===== Extracted information =====
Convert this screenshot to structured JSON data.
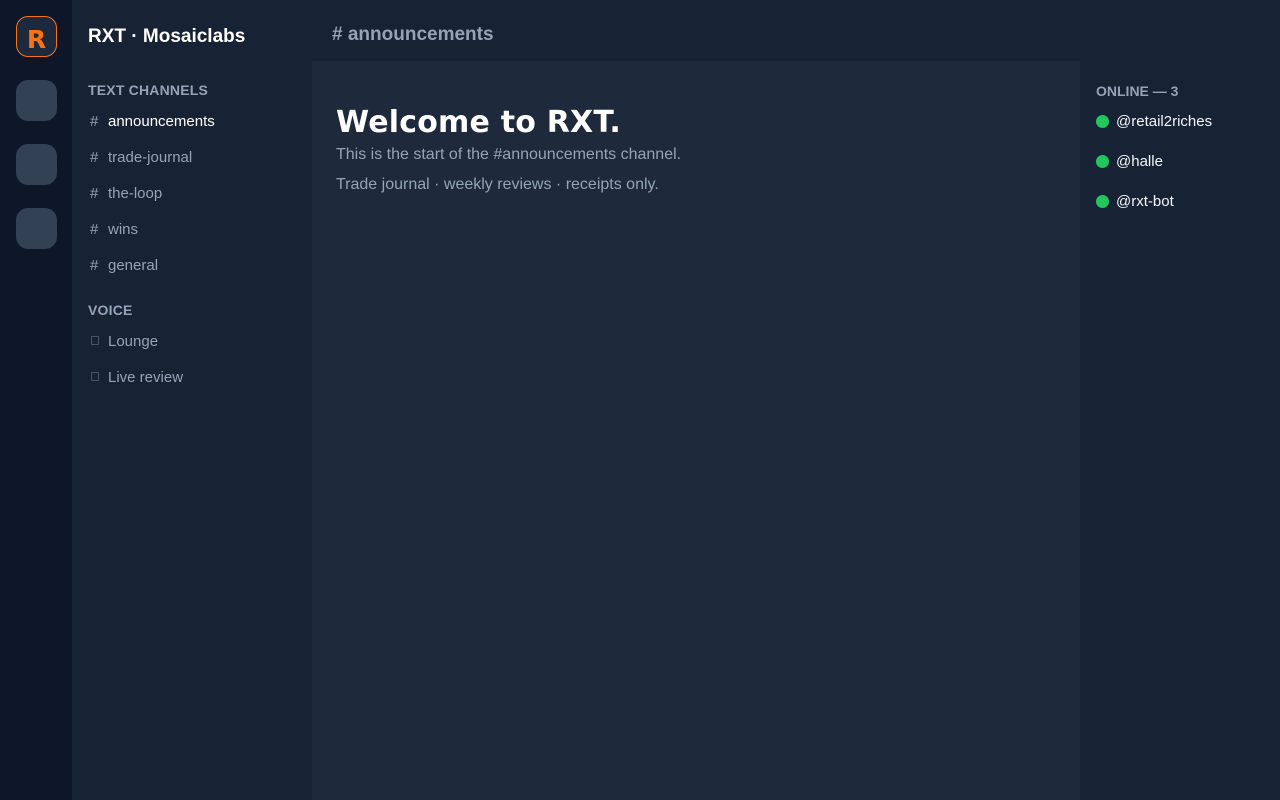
{
  "server_rail": {
    "logo_letter": "R",
    "colors": {
      "accent": "#f97316",
      "placeholder": "#334155"
    }
  },
  "sidebar": {
    "server_name": "RXT · Mosaiclabs",
    "text_section": "TEXT CHANNELS",
    "text_channels": [
      {
        "label": "announcements",
        "active": true
      },
      {
        "label": "trade-journal",
        "active": false
      },
      {
        "label": "the-loop",
        "active": false
      },
      {
        "label": "wins",
        "active": false
      },
      {
        "label": "general",
        "active": false
      }
    ],
    "voice_section": "VOICE",
    "voice_channels": [
      {
        "label": "Lounge"
      },
      {
        "label": "Live review"
      }
    ],
    "hash_glyph": "#"
  },
  "header": {
    "title": "# announcements"
  },
  "main": {
    "welcome_title": "Welcome to RXT.",
    "line_1": "This is the start of the #announcements channel.",
    "line_2": "Trade journal · weekly reviews · receipts only."
  },
  "members": {
    "online_label": "ONLINE — 3",
    "online_color": "#22c55e",
    "list": [
      {
        "handle": "@retail2riches"
      },
      {
        "handle": "@halle"
      },
      {
        "handle": "@rxt-bot"
      }
    ]
  }
}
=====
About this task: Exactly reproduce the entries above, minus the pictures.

Answer to this problem:
Convert this screenshot to structured JSON data.
{
  "server_rail": {
    "logo_letter": "R",
    "colors": {
      "accent": "#f97316",
      "placeholder": "#334155"
    }
  },
  "sidebar": {
    "server_name": "RXT · Mosaiclabs",
    "text_section": "TEXT CHANNELS",
    "text_channels": [
      {
        "label": "announcements",
        "active": true
      },
      {
        "label": "trade-journal",
        "active": false
      },
      {
        "label": "the-loop",
        "active": false
      },
      {
        "label": "wins",
        "active": false
      },
      {
        "label": "general",
        "active": false
      }
    ],
    "voice_section": "VOICE",
    "voice_channels": [
      {
        "label": "Lounge"
      },
      {
        "label": "Live review"
      }
    ],
    "hash_glyph": "#"
  },
  "header": {
    "title": "# announcements"
  },
  "main": {
    "welcome_title": "Welcome to RXT.",
    "line_1": "This is the start of the #announcements channel.",
    "line_2": "Trade journal · weekly reviews · receipts only."
  },
  "members": {
    "online_label": "ONLINE — 3",
    "online_color": "#22c55e",
    "list": [
      {
        "handle": "@retail2riches"
      },
      {
        "handle": "@halle"
      },
      {
        "handle": "@rxt-bot"
      }
    ]
  }
}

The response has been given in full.